►

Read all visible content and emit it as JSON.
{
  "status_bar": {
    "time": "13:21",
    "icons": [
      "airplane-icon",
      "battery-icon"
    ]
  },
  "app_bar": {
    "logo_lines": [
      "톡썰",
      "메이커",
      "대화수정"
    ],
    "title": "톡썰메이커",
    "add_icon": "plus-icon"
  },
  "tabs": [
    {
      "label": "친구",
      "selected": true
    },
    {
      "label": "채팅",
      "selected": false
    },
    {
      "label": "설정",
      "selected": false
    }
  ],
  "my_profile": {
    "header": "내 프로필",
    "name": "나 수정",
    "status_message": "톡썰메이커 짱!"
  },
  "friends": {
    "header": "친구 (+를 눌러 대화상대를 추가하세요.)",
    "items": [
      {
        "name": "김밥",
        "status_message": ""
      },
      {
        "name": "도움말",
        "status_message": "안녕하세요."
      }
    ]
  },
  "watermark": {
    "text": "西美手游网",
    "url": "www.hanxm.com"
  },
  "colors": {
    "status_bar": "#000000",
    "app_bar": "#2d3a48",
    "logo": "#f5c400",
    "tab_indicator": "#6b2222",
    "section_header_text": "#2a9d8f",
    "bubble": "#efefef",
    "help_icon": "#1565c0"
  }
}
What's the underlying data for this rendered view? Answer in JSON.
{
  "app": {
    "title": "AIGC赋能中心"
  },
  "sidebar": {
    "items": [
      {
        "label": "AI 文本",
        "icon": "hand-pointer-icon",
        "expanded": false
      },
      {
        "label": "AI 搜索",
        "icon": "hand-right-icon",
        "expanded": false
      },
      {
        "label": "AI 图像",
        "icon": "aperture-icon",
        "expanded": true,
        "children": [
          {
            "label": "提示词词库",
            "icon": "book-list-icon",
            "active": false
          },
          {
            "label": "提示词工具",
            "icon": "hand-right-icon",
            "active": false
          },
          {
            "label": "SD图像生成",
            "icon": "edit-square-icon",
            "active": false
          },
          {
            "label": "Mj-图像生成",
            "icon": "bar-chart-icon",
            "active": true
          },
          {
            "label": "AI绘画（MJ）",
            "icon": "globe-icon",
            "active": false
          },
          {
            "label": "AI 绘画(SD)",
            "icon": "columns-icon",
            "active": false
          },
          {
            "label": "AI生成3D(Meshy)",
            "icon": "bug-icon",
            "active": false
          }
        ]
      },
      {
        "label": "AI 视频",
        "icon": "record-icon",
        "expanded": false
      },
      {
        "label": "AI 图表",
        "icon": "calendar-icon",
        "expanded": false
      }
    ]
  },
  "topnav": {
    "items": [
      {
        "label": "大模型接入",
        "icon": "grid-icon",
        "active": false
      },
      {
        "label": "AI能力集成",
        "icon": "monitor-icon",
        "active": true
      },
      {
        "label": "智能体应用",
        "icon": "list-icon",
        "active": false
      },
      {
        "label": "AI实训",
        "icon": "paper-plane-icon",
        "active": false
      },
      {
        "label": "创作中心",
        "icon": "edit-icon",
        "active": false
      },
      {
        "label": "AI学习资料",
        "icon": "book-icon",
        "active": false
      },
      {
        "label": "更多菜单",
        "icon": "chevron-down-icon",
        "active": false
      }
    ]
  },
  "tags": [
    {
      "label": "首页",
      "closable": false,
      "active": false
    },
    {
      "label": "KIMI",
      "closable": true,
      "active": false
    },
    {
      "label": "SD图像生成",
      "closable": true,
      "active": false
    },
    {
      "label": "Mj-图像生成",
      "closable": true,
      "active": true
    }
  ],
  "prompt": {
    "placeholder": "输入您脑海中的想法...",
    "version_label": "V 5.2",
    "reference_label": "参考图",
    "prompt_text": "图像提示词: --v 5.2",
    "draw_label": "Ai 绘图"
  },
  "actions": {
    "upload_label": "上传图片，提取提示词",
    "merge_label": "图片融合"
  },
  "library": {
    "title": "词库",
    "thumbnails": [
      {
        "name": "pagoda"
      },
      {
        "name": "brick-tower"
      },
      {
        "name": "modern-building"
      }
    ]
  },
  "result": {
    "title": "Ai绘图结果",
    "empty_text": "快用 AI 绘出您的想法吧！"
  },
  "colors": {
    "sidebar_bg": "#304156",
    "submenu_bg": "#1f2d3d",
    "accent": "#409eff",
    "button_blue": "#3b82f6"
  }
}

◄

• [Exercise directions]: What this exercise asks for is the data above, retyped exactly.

• [Solution for this exercise]:
Read all visible content and emit it as JSON.
{
  "status_bar": {
    "time": "13:21",
    "icons": [
      "airplane-icon",
      "battery-icon"
    ]
  },
  "app_bar": {
    "logo_lines": [
      "톡썰",
      "메이커",
      "대화수정"
    ],
    "title": "톡썰메이커",
    "add_icon": "plus-icon"
  },
  "tabs": [
    {
      "label": "친구",
      "selected": true
    },
    {
      "label": "채팅",
      "selected": false
    },
    {
      "label": "설정",
      "selected": false
    }
  ],
  "my_profile": {
    "header": "내 프로필",
    "name": "나 수정",
    "status_message": "톡썰메이커 짱!"
  },
  "friends": {
    "header": "친구 (+를 눌러 대화상대를 추가하세요.)",
    "items": [
      {
        "name": "김밥",
        "status_message": ""
      },
      {
        "name": "도움말",
        "status_message": "안녕하세요."
      }
    ]
  },
  "watermark": {
    "text": "西美手游网",
    "url": "www.hanxm.com"
  },
  "colors": {
    "status_bar": "#000000",
    "app_bar": "#2d3a48",
    "logo": "#f5c400",
    "tab_indicator": "#6b2222",
    "section_header_text": "#2a9d8f",
    "bubble": "#efefef",
    "help_icon": "#1565c0"
  }
}
What's the underlying data for this rendered view? Answer in JSON.
{
  "app": {
    "title": "AIGC赋能中心"
  },
  "sidebar": {
    "items": [
      {
        "label": "AI 文本",
        "icon": "hand-pointer-icon",
        "expanded": false
      },
      {
        "label": "AI 搜索",
        "icon": "hand-right-icon",
        "expanded": false
      },
      {
        "label": "AI 图像",
        "icon": "aperture-icon",
        "expanded": true,
        "children": [
          {
            "label": "提示词词库",
            "icon": "book-list-icon",
            "active": false
          },
          {
            "label": "提示词工具",
            "icon": "hand-right-icon",
            "active": false
          },
          {
            "label": "SD图像生成",
            "icon": "edit-square-icon",
            "active": false
          },
          {
            "label": "Mj-图像生成",
            "icon": "bar-chart-icon",
            "active": true
          },
          {
            "label": "AI绘画（MJ）",
            "icon": "globe-icon",
            "active": false
          },
          {
            "label": "AI 绘画(SD)",
            "icon": "columns-icon",
            "active": false
          },
          {
            "label": "AI生成3D(Meshy)",
            "icon": "bug-icon",
            "active": false
          }
        ]
      },
      {
        "label": "AI 视频",
        "icon": "record-icon",
        "expanded": false
      },
      {
        "label": "AI 图表",
        "icon": "calendar-icon",
        "expanded": false
      }
    ]
  },
  "topnav": {
    "items": [
      {
        "label": "大模型接入",
        "icon": "grid-icon",
        "active": false
      },
      {
        "label": "AI能力集成",
        "icon": "monitor-icon",
        "active": true
      },
      {
        "label": "智能体应用",
        "icon": "list-icon",
        "active": false
      },
      {
        "label": "AI实训",
        "icon": "paper-plane-icon",
        "active": false
      },
      {
        "label": "创作中心",
        "icon": "edit-icon",
        "active": false
      },
      {
        "label": "AI学习资料",
        "icon": "book-icon",
        "active": false
      },
      {
        "label": "更多菜单",
        "icon": "chevron-down-icon",
        "active": false
      }
    ]
  },
  "tags": [
    {
      "label": "首页",
      "closable": false,
      "active": false
    },
    {
      "label": "KIMI",
      "closable": true,
      "active": false
    },
    {
      "label": "SD图像生成",
      "closable": true,
      "active": false
    },
    {
      "label": "Mj-图像生成",
      "closable": true,
      "active": true
    }
  ],
  "prompt": {
    "placeholder": "输入您脑海中的想法...",
    "version_label": "V 5.2",
    "reference_label": "参考图",
    "prompt_text": "图像提示词: --v 5.2",
    "draw_label": "Ai 绘图"
  },
  "actions": {
    "upload_label": "上传图片，提取提示词",
    "merge_label": "图片融合"
  },
  "library": {
    "title": "词库",
    "thumbnails": [
      {
        "name": "pagoda"
      },
      {
        "name": "brick-tower"
      },
      {
        "name": "modern-building"
      }
    ]
  },
  "result": {
    "title": "Ai绘图结果",
    "empty_text": "快用 AI 绘出您的想法吧！"
  },
  "colors": {
    "sidebar_bg": "#304156",
    "submenu_bg": "#1f2d3d",
    "accent": "#409eff",
    "button_blue": "#3b82f6"
  }
}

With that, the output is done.